There are other books that covers specific subjects in more detail(Michael Kieran's book on color correction is one), but Eismann's does a great job of touching all the bases in an understandable and helpful way.

This is not the first Photoshop book to buy, but it should get very serious consideration as the second.

One thing I especially appreciate is the straight-up presentation. Too many computer book authors (Kelby and McClelland come immediately to mind) think they have to mix sophomoric humor in to stay "interesting." If I want to laugh, I'll watch Letterman - if I want to learn Photoshop, I'll read Eismann.



Product: Book - Paperback
Title: SQL Queries for Mere Mortals: A Hands-On Guide to Data Manipulation in SQL
Publisher: Addison-Wesley Professional
Authors: Michael J. Hernandez, John L. Viescas
Rating: 4/5
Customer opinion - 4 stars out of 5
Very good but flawed


First, I have to say that I liked this book very much.

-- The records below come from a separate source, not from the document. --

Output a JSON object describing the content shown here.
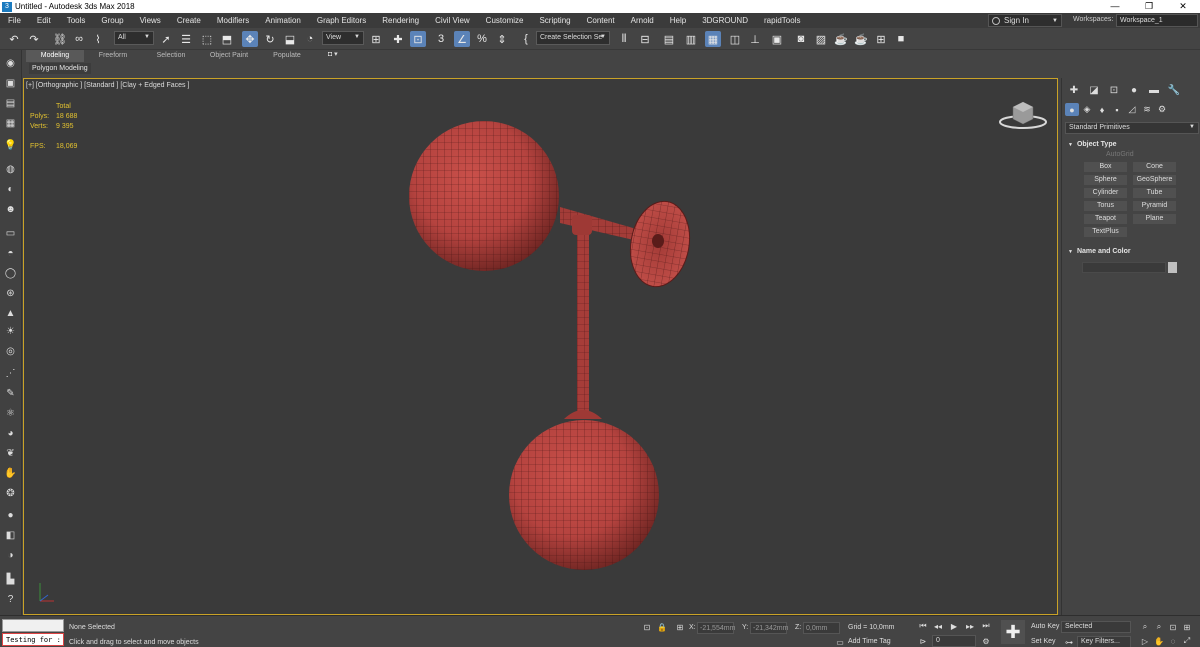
{
  "window": {
    "title": "Untitled - Autodesk 3ds Max 2018",
    "minimize": "—",
    "maximize": "❐",
    "close": "✕"
  },
  "menu": [
    "File",
    "Edit",
    "Tools",
    "Group",
    "Views",
    "Create",
    "Modifiers",
    "Animation",
    "Graph Editors",
    "Rendering",
    "Civil View",
    "Customize",
    "Scripting",
    "Content",
    "Arnold",
    "Help",
    "3DGROUND",
    "rapidTools"
  ],
  "account": {
    "signin_label": "Sign In",
    "workspaces_label": "Workspaces:",
    "workspace_value": "Workspace_1"
  },
  "toolbar": {
    "filter_value": "All",
    "refcoord_value": "View",
    "selection_set_placeholder": "Create Selection Se"
  },
  "ribbon": {
    "tabs": [
      "Modeling",
      "Freeform",
      "Selection",
      "Object Paint",
      "Populate"
    ],
    "active_tab": "Modeling",
    "panel_label": "Polygon Modeling"
  },
  "viewport": {
    "label": "[+] [Orthographic ] [Standard ] [Clay + Edged Faces ]",
    "stats": {
      "header": "Total",
      "polys_label": "Polys:",
      "polys": "18 688",
      "verts_label": "Verts:",
      "verts": "9 395",
      "fps_label": "FPS:",
      "fps": "18,069"
    }
  },
  "command_panel": {
    "dropdown_value": "Standard Primitives",
    "object_type_header": "Object Type",
    "autogrid_label": "AutoGrid",
    "buttons": [
      "Box",
      "Cone",
      "Sphere",
      "GeoSphere",
      "Cylinder",
      "Tube",
      "Torus",
      "Pyramid",
      "Teapot",
      "Plane",
      "TextPlus"
    ],
    "name_color_header": "Name and Color"
  },
  "statusbar": {
    "maxscript_text": "Testing for :",
    "selection_status": "None Selected",
    "prompt": "Click and drag to select and move objects",
    "x_label": "X:",
    "x_value": "-21,554mm",
    "y_label": "Y:",
    "y_value": "-21,342mm",
    "z_label": "Z:",
    "z_value": "0,0mm",
    "grid": "Grid = 10,0mm",
    "add_time_tag": "Add Time Tag",
    "frame": "0",
    "auto_key": "Auto Key",
    "set_key": "Set Key",
    "key_mode_value": "Selected",
    "key_filters": "Key Filters..."
  },
  "colors": {
    "accent": "#5b83b8",
    "viewport_border": "#c9a227",
    "stats_text": "#e3c230",
    "mesh": "#b5433f"
  }
}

It is clear and to the point. The examples and excercises are also extremely helpful. I particularly like the fact that they include several very different sorts of databases on the attached CD ROM.
There are two things that keep me from giving it the full five stars. The first problem is that the autthors introduce a method for converting requests in english into SQL queries that is next to useless. It starts with a request for data (in english) and proceeds to a "translation" into something like SQL. Finally you are supposed to convert the translation into valid SQL by "cleaning it up" (i.e. deleting extraneous words). However, there is no explanation of how you get from the request to the "translation". Luckily this method is not necessary to follow the otherwise well thought out explanations in the book.
The second problem is that the excercises in the book don't work out the way they are supposed to (i.e. the number of rows returned by the query is not always the number of rows they tell you it is supposed to return). This is because the excercise databases are slightly different than the solution databases. This caused me plenty of headaches trying to debug my SQL until I discovered the problem.
Even with these problems, this is the best beginners book on the subject I've yet come across.